WikiLeaks website has yet to disclose its source for the massive trove of classified US military and diplomatic documents published in recent months, but suspicion has focused on Manning, who worked as an army intelligence analyst.

Julian Assange, the website's founder, said on Friday that he "had never heard of the name Bradley Manning before it was published in the press".

"WikiLeaks technology [was] designed from the very beginning to make sure that we never know the identities or names of people submitting us material."

On Thursday, Assange was released on bail in the United Kingdom where is awaiting an extradition hearing after Sweden requested his arrest over sex abuse allegations.

The WikiLeaks founder has said he believes that the US is preparing an indictment against him.

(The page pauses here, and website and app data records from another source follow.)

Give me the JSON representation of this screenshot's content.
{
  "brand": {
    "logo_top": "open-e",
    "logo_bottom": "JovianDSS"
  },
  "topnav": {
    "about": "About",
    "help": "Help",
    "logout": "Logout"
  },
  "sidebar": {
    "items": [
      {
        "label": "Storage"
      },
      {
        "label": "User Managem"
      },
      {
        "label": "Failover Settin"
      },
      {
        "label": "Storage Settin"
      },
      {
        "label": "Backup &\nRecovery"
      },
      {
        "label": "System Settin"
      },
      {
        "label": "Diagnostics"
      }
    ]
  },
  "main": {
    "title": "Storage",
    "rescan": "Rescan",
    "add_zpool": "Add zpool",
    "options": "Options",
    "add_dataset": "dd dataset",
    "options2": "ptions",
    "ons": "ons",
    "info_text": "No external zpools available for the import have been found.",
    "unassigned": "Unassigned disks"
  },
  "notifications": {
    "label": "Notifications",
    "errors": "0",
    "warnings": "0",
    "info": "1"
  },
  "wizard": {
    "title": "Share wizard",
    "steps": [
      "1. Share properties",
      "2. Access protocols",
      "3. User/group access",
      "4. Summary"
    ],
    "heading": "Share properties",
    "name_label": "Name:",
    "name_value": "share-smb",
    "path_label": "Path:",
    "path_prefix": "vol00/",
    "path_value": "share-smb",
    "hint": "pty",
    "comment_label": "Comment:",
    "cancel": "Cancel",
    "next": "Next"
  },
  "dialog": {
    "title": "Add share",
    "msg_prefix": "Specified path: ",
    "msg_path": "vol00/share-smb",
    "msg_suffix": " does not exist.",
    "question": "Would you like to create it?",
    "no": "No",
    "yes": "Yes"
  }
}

Topics in this article
People
Country
City
Organisation
Featured on Al Jazeera
UNHCR says hundreds of people trapped in Yaloke town risk death if they are not evacuated to safety urgently.
'Justice for All' demonstrations swell across the US over the deaths of African Americans in police encounters.
Six former Guantanamo detainees are now free in Uruguay with some hailing the decision to grant them asylum.
Disproportionately high number of Aboriginal people in prison highlights inequality and marginalisation, critics say.
Featured
Long-standing dispute over Christian use of the word 'Allah' raises concerns about a very un-Merry Christmas.
The threat posed by ISIL has prompted thousands of young Kurds to join the PKK.
Baja California - with its own grim history of disappeared people - finds a voice in the fight against violence.
Russian feminist rockers fight system holding 700,000 - the world's largest per capita prison population after the US.
Weeks of growing protests against Muslims continue in Dresden with 15,000 hitting the streets last Monday.